_Given records_
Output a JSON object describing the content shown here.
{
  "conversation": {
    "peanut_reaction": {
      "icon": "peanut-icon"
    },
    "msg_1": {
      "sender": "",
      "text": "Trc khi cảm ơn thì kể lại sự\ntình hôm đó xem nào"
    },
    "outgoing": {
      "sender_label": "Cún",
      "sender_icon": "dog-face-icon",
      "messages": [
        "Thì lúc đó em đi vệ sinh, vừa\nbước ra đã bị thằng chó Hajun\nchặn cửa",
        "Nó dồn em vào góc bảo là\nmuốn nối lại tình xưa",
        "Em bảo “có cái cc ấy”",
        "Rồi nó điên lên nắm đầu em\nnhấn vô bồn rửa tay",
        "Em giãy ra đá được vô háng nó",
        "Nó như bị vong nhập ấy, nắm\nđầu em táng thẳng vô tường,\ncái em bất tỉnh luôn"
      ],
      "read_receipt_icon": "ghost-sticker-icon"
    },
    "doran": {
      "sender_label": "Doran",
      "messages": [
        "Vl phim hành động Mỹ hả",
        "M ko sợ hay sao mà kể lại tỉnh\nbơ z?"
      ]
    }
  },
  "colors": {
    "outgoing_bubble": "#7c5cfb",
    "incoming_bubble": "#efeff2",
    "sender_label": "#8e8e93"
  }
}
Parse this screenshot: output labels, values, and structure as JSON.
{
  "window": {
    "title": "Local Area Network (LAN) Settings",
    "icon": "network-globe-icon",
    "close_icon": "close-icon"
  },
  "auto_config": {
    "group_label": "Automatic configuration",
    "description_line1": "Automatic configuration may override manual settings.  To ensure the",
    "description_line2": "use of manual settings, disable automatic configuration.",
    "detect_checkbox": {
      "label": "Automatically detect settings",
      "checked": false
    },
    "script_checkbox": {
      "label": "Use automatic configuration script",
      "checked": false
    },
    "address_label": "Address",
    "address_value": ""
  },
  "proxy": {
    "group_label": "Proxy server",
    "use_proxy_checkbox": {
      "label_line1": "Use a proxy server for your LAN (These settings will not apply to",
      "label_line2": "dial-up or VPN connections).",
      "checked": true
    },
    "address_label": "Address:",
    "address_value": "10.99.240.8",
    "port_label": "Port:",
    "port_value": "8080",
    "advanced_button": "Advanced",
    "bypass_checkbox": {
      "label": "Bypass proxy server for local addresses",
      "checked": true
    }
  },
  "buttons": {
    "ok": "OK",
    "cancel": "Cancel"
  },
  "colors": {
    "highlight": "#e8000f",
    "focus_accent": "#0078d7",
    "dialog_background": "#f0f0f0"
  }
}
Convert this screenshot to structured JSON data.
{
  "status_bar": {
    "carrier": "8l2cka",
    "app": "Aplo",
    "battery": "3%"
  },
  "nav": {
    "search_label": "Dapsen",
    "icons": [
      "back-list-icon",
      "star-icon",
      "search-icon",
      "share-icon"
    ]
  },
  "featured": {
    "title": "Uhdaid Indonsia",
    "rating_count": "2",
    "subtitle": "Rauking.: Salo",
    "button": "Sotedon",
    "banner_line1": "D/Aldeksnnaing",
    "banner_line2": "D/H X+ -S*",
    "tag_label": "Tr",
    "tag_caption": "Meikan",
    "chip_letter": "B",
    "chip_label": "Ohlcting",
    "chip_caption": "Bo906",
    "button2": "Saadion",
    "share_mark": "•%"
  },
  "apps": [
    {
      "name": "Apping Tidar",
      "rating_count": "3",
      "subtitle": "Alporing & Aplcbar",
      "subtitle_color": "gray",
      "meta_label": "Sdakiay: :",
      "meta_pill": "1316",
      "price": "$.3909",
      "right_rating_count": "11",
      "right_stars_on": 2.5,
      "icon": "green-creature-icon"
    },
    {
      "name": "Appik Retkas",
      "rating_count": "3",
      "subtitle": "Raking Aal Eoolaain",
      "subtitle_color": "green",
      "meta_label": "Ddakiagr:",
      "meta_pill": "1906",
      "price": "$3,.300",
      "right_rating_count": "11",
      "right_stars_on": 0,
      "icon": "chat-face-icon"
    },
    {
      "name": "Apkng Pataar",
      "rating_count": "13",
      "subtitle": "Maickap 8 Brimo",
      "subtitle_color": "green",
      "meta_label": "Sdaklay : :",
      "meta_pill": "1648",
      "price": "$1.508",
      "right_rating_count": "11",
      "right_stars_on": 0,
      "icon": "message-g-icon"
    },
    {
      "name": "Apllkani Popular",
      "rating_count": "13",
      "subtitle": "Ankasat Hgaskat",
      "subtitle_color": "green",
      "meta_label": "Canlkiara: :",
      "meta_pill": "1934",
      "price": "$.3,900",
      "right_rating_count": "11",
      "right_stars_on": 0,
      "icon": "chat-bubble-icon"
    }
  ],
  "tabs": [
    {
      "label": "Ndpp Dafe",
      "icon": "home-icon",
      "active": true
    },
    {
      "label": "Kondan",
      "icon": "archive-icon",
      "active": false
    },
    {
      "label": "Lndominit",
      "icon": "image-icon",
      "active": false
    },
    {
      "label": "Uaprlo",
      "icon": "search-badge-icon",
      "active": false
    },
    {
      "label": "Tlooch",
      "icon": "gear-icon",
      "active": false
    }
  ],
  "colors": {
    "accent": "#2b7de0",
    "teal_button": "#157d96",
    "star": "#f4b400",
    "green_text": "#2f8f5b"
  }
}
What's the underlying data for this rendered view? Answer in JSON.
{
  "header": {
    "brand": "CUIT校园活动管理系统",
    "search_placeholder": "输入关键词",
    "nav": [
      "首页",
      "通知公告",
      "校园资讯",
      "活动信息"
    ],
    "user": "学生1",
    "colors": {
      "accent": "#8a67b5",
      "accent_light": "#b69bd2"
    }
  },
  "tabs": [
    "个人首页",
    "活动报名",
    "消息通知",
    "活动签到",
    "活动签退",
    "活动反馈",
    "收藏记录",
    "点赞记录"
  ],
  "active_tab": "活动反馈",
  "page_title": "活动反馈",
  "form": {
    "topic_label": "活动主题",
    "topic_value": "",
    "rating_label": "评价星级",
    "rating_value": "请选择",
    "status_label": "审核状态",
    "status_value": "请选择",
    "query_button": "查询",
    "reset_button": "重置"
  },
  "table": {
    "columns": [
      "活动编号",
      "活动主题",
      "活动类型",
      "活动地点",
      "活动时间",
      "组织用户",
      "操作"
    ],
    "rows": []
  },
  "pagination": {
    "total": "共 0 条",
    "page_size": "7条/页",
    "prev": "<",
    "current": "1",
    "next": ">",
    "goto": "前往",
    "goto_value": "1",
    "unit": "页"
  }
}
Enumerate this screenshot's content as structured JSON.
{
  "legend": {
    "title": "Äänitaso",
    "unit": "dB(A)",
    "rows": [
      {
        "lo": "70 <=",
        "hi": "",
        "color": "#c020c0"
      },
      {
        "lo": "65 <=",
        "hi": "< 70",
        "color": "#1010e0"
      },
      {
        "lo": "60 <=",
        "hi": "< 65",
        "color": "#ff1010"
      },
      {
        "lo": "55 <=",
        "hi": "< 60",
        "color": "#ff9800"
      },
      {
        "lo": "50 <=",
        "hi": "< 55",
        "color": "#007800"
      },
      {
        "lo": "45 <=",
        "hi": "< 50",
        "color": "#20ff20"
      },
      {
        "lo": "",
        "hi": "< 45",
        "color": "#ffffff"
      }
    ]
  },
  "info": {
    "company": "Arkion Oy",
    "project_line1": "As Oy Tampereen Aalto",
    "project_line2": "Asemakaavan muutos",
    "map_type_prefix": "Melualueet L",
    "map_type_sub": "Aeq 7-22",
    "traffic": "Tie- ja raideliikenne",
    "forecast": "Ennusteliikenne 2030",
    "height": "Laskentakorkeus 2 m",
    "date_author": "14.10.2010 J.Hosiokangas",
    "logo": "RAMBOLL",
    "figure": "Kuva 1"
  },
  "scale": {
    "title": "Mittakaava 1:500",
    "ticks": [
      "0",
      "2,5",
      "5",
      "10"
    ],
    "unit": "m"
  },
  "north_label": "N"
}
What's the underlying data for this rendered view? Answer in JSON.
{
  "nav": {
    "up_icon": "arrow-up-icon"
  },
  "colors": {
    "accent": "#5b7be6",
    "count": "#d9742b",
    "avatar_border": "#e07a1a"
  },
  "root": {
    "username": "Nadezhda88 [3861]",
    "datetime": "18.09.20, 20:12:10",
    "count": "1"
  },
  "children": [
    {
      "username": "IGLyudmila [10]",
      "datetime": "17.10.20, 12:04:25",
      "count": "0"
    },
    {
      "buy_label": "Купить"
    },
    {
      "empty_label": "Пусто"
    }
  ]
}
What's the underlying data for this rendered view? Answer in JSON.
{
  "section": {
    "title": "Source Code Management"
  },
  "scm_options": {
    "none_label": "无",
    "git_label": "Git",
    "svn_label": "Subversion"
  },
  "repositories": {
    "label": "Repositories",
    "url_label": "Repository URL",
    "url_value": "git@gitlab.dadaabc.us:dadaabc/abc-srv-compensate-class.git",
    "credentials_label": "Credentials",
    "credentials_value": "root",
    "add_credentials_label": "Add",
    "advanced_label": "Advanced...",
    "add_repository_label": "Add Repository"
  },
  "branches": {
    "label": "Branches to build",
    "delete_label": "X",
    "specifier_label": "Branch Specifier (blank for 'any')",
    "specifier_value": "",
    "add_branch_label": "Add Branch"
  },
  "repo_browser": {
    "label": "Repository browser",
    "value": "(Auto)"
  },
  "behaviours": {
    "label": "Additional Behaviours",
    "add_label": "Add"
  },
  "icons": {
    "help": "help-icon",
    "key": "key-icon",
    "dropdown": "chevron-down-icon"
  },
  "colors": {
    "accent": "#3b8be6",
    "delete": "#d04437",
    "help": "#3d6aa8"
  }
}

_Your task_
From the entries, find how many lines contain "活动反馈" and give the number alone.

_Reply to the exercise_
3